A. The Lord’s supper is a sacrament of the New Testament, wherein, by giving and receiving bread and wine according to the appointment of Jesus Christ, his death is showed forth; and they that worthily communicate feed upon his body and blood, to their spiritual nourishment and growth in grace; have their union and communion with him confirmed; testify and renew their thankfulness, and engagement to God, and their mutual love and fellowship each with the other, as members of the same mystical body.
Q. 169. How hath Christ appointed bread and wine to be given and received in the sacrament of the Lord’s supper?
A. Christ hath appointed the ministers of his Word, in the administration of this sacrament of the Lord’s supper, to set apart the bread and wine from common use, by the word of institution, thanksgiving, and prayer; to take and break the bread, and to give both the bread and the wine to the communicants: who are, by the same appointment, to take and eat the bread, and to drink the wine, in thankful remembrance that the body of Christ was broken and given, and his blood shed, for them.
Q. 170. How do they that worthily communicate in the Lord’s supper feed upon the body and blood of Christ therein?
A. As the body and blood of Christ are not corporally or carnally present in, with, or under the bread and wine in the Lord’s supper, and yet are spiritually present to the faith of the receiver, no less truly and really than the elements themselves are to their outward senses; so they that worthily communicate in the sacrament of the Lord’s supper, do therein feed upon the body and blood of Christ, not after a corporal and carnal, but in a spiritual manner; yet truly and really, while by faith they receive and apply unto themselves Christ crucified, and all the benefits of his death.
|The Apostles’ Creed The basic creed of Reformed churches, as most familiarly known, is called the Apostles’ Creed. It has received this title because of its great antiquity; it dates from very early times in the Church, a half century or so from the last writings of the New Testament|
I believe in God, the Father Almighty, the Maker of heaven and earth, and in Jesus Christ, His only Son, our Lord:
Who was conceived by the Holy Ghost, born of the virgin Mary, suffered under Pontius Pilate, was crucified, dead, and buried;
He descended into hell. [See Calvin]
The third day He arose again from the dead;
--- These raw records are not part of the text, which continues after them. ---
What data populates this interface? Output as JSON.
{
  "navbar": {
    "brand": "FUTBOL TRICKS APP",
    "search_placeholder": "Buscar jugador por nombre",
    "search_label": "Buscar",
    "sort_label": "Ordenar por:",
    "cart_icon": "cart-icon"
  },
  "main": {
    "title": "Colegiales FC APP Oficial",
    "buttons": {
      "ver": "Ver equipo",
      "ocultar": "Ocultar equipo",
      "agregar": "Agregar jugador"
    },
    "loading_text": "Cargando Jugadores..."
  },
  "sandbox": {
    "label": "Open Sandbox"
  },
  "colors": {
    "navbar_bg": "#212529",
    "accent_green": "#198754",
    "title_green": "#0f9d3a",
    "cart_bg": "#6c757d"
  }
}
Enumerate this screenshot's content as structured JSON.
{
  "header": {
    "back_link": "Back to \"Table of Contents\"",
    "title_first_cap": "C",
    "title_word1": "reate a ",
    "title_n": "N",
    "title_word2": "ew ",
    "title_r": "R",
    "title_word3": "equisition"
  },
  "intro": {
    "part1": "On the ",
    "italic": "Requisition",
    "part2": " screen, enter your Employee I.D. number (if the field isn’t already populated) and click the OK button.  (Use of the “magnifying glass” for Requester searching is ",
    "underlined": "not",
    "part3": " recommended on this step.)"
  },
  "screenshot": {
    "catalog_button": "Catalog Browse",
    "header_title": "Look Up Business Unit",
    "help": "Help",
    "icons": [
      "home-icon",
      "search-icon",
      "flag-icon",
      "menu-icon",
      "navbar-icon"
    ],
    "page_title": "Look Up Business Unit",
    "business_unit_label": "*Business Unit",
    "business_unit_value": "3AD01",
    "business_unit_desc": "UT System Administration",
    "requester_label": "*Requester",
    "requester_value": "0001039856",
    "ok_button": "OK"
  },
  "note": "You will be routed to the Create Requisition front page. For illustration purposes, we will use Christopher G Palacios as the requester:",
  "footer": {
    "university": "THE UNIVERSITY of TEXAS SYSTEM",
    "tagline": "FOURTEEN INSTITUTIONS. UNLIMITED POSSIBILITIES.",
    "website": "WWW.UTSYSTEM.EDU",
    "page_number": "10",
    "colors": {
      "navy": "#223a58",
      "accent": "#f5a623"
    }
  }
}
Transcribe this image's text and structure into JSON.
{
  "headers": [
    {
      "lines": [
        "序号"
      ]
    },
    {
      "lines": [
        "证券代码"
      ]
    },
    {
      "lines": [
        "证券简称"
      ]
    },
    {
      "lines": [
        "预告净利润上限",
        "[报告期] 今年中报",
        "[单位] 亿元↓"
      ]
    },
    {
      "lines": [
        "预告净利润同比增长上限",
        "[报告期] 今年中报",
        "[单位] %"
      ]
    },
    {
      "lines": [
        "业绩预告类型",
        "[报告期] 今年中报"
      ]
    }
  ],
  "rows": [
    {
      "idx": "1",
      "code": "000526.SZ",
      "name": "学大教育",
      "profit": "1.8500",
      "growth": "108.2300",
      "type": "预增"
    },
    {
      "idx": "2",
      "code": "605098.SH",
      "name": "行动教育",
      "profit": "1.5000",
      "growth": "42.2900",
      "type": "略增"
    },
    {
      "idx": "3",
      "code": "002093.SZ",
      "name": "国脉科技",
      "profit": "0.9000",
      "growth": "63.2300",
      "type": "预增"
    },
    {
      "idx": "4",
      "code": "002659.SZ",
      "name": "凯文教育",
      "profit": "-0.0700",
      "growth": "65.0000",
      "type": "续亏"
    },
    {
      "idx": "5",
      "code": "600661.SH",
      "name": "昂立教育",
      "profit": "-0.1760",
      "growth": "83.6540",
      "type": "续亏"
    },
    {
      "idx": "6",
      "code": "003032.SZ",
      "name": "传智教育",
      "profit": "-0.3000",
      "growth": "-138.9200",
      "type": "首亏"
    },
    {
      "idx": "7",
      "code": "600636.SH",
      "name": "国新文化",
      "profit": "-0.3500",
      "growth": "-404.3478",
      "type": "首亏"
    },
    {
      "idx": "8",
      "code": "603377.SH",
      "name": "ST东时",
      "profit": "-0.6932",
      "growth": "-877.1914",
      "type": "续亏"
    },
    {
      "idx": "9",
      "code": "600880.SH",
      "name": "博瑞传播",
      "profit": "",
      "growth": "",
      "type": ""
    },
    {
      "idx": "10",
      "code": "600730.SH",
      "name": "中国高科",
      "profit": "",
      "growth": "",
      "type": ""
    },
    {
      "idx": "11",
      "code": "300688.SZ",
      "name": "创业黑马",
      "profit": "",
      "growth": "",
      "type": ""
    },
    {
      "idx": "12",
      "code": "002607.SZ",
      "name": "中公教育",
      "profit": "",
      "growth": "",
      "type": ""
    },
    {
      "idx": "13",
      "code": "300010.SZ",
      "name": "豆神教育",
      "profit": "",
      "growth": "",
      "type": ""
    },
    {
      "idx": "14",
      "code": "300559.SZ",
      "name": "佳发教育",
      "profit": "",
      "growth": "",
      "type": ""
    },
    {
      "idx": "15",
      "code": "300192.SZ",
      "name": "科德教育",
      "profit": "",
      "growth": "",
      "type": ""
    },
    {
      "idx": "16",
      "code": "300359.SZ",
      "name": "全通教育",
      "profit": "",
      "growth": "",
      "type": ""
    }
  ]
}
He ascended into heaven, and sitteth on the right hand of God the Father Almighty; from thence he shall come to judge the quick and the dead.
I believe in the Holy Ghost; the holy catholic church; the communion of saints; the forgiveness of sins; the resurrection of the body; and the life everlasting.